Oh, and unless you have a very particular person in mind who you’d prefer be left off the guest list entirely, then let your parents pick their peeps. As long as they keep to their number, what does it matter?
Have a huddle before the save the dates go out
When mom and dad start telling their nearest and dearest about your nuptials, things can go too far too soon. That’s why we suggest having a nice and calm conversation with your parents before they start broadcasting the news of your wedding to everyone they know. Loose lips sink ships? Is that how it goes? Yah, it applies here, too. So, you’ll want to make it clear to them that they can talk about your wedding, when it might be, and where it might be happening, but with the caveat that not everyone is going to be invited. Verbal invites to the vow show won't guarantee that a save the date or invite will be coming, so they should temper who they’re talking to and only tempt the people they know they’ll be extending an invite to with the details. Otherwise, they can deal with the fallout - the disappointment of sharing a little too much with a friend who might be hurt if he/she doesn’t eventually get a bid to the biggest party of the year.
Trade friends for friends… when the declines come in
We loved this idea!! One of our own said that when she was planning her own wedding last year, she and her now husband told their parents that extra friends of theirs could come only if some of their own friends had to decline the invitation. Pretty good compromise, right? You’ll just want to be sure your fam doesn’t make any premature promises before those NOs show up in the mailbox - so this tactic is a little trickier. No one wants to be invited to a wedding SUPER last minute just as much as no one wants to send “second string” invites so late in the game, but if missing “A-listers” can make way for priority B-listers (provided they’re never told they wouldn’t be invited), then it’s a great thing.
See if they’d be open to a ‘pay for play’ scenario
Okay, so that might sound a little bold - but you can understand where we’re coming from when we say that if your parents are open and willing to contribute more money towards additional guest list adds (by way of friends who you might be ambivalent about having, but they feel need to be included), then it’s only fair to let them have ‘em. This is actually something that my dad offered for my sister’s wedding last year. He covered a huge portion of both mine and my sister’s weddings, but at the time of my wedding, he was happy and content with everyone he had invited - he didn’t regret leaving anyone out. When it came time for my sister’s wedding, he wanted to invite a large contingent of his first cousins (who he had grown up with and who he considered as much friends as they were family), so he told my sister that he’d be happy to cover the cost of 15 or so more guests. Obvi you don’t want your parents to feel like you’re “charging” them to invite guests to your wedding, but if they do want to go above and beyond the number you’re comfortable with/and have talked about from the beginning, then they could probably get behind this arrangement.
And if worse comes to worst, maybe just institute a no-kids policy… that tends to eliminate a good deal of people from the guest list.
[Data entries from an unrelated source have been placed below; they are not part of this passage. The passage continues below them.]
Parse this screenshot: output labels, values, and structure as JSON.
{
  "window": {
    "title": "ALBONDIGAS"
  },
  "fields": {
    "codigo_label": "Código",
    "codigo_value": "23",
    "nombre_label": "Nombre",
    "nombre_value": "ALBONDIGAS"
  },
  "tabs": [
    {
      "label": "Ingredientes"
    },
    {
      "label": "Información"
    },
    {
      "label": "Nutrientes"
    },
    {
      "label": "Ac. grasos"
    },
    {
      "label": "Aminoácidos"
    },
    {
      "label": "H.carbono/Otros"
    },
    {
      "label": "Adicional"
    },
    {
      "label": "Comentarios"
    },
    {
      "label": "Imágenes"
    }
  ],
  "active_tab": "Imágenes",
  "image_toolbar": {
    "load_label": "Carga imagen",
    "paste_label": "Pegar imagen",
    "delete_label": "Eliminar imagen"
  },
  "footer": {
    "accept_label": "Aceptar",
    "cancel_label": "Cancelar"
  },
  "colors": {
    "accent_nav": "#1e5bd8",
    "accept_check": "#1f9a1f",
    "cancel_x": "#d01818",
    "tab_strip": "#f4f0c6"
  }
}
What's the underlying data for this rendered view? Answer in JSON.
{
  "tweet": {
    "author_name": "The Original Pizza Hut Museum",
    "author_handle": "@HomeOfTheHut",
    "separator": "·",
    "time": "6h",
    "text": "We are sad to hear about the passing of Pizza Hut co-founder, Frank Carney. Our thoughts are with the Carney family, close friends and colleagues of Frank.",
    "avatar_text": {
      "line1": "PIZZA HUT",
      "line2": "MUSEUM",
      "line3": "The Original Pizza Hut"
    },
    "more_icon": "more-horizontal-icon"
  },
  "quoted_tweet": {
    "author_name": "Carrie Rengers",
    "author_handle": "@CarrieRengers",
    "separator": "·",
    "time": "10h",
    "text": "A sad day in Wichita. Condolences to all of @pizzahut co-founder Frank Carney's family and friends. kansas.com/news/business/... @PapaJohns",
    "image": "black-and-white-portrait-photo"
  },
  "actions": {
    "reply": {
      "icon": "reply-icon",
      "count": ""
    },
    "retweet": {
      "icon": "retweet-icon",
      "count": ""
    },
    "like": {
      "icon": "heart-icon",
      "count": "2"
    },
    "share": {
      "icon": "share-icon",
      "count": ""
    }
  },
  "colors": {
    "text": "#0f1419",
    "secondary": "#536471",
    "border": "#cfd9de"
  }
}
As does choosing a band or DJ that you know won’t be all that loved by the older adult crowd. Your parents might not want to subject their more formal friends to excessively loud music that isn’t too much their taste… But those are just some opinions!